Input data:
=== Begin Enclosure ===

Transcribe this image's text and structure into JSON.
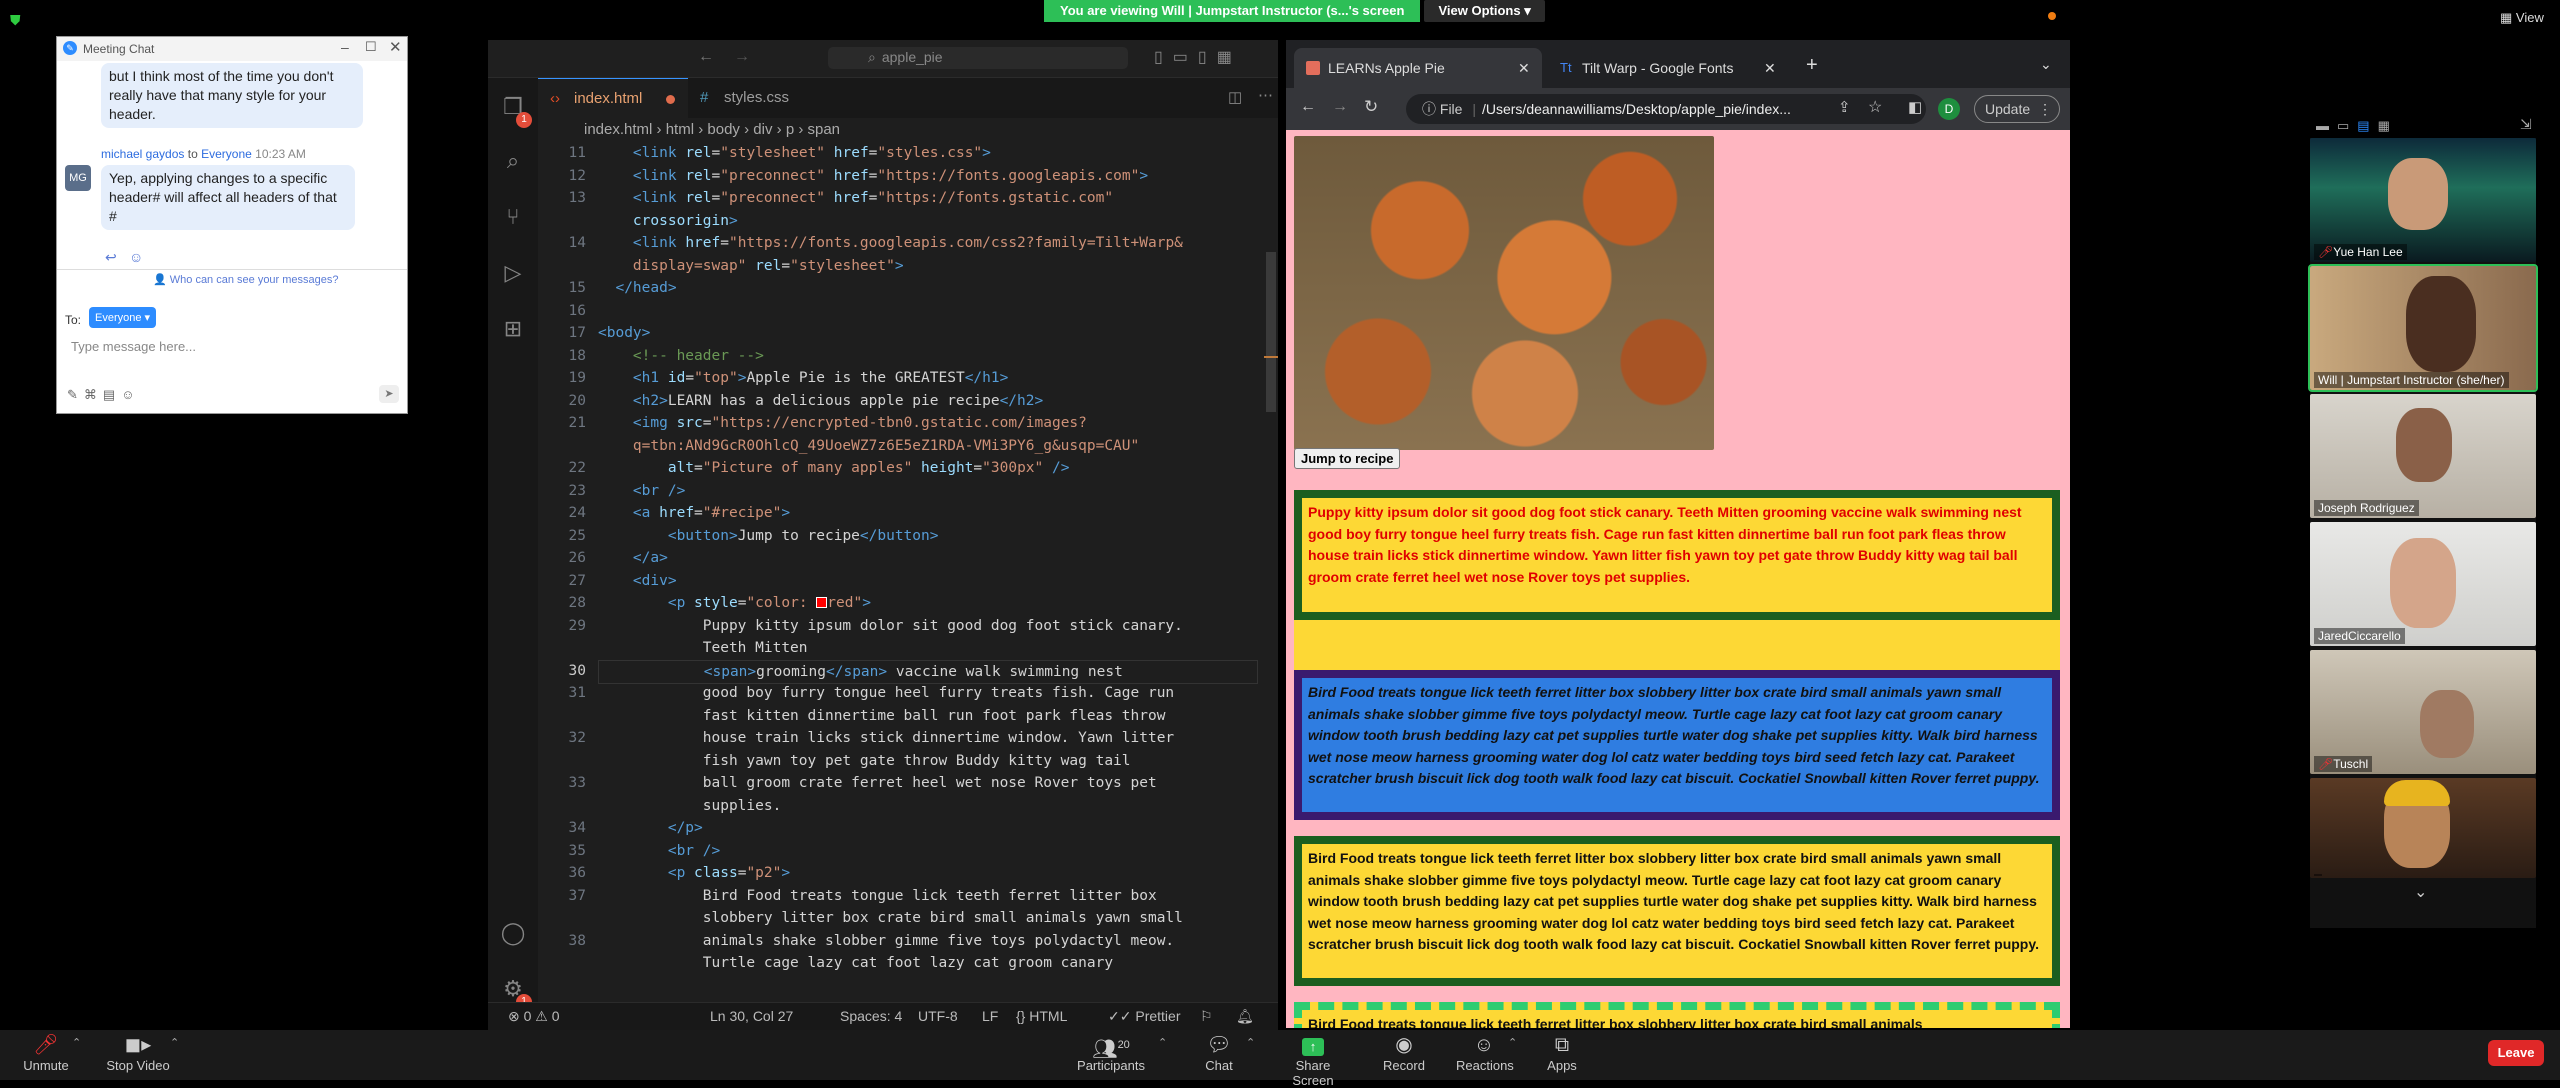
{
  "banner": {
    "text": "You are viewing Will | Jumpstart Instructor (s...'s screen",
    "view_options": "View Options",
    "view": "View"
  },
  "chat": {
    "title": "Meeting Chat",
    "prev_message": "but I think most of the time you don't really have that many style for your header.",
    "sender": "michael gaydos",
    "to_word": "to",
    "to_group": "Everyone",
    "time": "10:23 AM",
    "avatar": "MG",
    "message": "Yep, applying changes to a specific header# will affect all headers of that #",
    "who_can_see": "Who can can see your messages?",
    "to_label": "To:",
    "recipient": "Everyone",
    "placeholder": "Type message here..."
  },
  "vscode": {
    "search": "apple_pie",
    "tabs": [
      {
        "label": "index.html",
        "active": true
      },
      {
        "label": "styles.css",
        "active": false
      }
    ],
    "breadcrumb": [
      "index.html",
      "html",
      "body",
      "div",
      "p",
      "span"
    ],
    "line_numbers": [
      "11",
      "12",
      "13",
      "",
      "14",
      "",
      "15",
      "16",
      "17",
      "18",
      "19",
      "20",
      "21",
      "",
      "22",
      "23",
      "24",
      "25",
      "26",
      "27",
      "28",
      "29",
      "",
      "30",
      "31",
      "",
      "32",
      "",
      "33",
      "",
      "34",
      "35",
      "36",
      "37",
      "",
      "38"
    ],
    "status": {
      "errors": "0",
      "warnings": "0",
      "position": "Ln 30, Col 27",
      "spaces": "Spaces: 4",
      "encoding": "UTF-8",
      "eol": "LF",
      "language": "HTML",
      "formatter": "Prettier"
    },
    "badges": {
      "explorer": "1",
      "manage": "1"
    }
  },
  "browser": {
    "tabs": [
      {
        "label": "LEARNs Apple Pie"
      },
      {
        "label": "Tilt Warp - Google Fonts"
      }
    ],
    "url_scheme": "File",
    "url": "/Users/deannawilliams/Desktop/apple_pie/index...",
    "update": "Update",
    "profile": "D",
    "jump_button": "Jump to recipe",
    "para1": "Puppy kitty ipsum dolor sit good dog foot stick canary. Teeth Mitten grooming vaccine walk swimming nest good boy furry tongue heel furry treats fish. Cage run fast kitten dinnertime ball run foot park fleas throw house train licks stick dinnertime window. Yawn litter fish yawn toy pet gate throw Buddy kitty wag tail ball groom crate ferret heel wet nose Rover toys pet supplies.",
    "para2": "Bird Food treats tongue lick teeth ferret litter box slobbery litter box crate bird small animals yawn small animals shake slobber gimme five toys polydactyl meow. Turtle cage lazy cat foot lazy cat groom canary window tooth brush bedding lazy cat pet supplies turtle water dog shake pet supplies kitty. Walk bird harness wet nose meow harness grooming water dog lol catz water bedding toys bird seed fetch lazy cat. Parakeet scratcher brush biscuit lick dog tooth walk food lazy cat biscuit. Cockatiel Snowball kitten Rover ferret puppy.",
    "para3": "Bird Food treats tongue lick teeth ferret litter box slobbery litter box crate bird small animals yawn small animals shake slobber gimme five toys polydactyl meow. Turtle cage lazy cat foot lazy cat groom canary window tooth brush bedding lazy cat pet supplies turtle water dog shake pet supplies kitty. Walk bird harness wet nose meow harness grooming water dog lol catz water bedding toys bird seed fetch lazy cat. Parakeet scratcher brush biscuit lick dog tooth walk food lazy cat biscuit. Cockatiel Snowball kitten Rover ferret puppy.",
    "para4": "Bird Food treats tongue lick teeth ferret litter box slobbery litter box crate bird small animals"
  },
  "participants": [
    {
      "name": "Yue Han Lee"
    },
    {
      "name": "Will | Jumpstart Instructor (she/her)"
    },
    {
      "name": "Joseph Rodriguez"
    },
    {
      "name": "JaredCiccarello"
    },
    {
      "name": "Tuschl"
    },
    {
      "name": ""
    }
  ],
  "toolbar": {
    "unmute": "Unmute",
    "stop_video": "Stop Video",
    "participants": "Participants",
    "participant_count": "20",
    "chat": "Chat",
    "share_screen": "Share Screen",
    "record": "Record",
    "reactions": "Reactions",
    "apps": "Apps",
    "leave": "Leave"
  },
  "colors": {
    "banner_green": "#2dbf57",
    "page_pink": "#ffb6c1",
    "para_yellow": "#fdd835",
    "para_blue": "#2f7de1",
    "para_border_green": "#1b5e20",
    "para1_text": "#e00000",
    "leave_red": "#e02828"
  }
}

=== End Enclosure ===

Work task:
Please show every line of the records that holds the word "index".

Solution to the problem:
        "label": "index.html",
      "index.html",
    "url": "/Users/deannawilliams/Desktop/apple_pie/index...",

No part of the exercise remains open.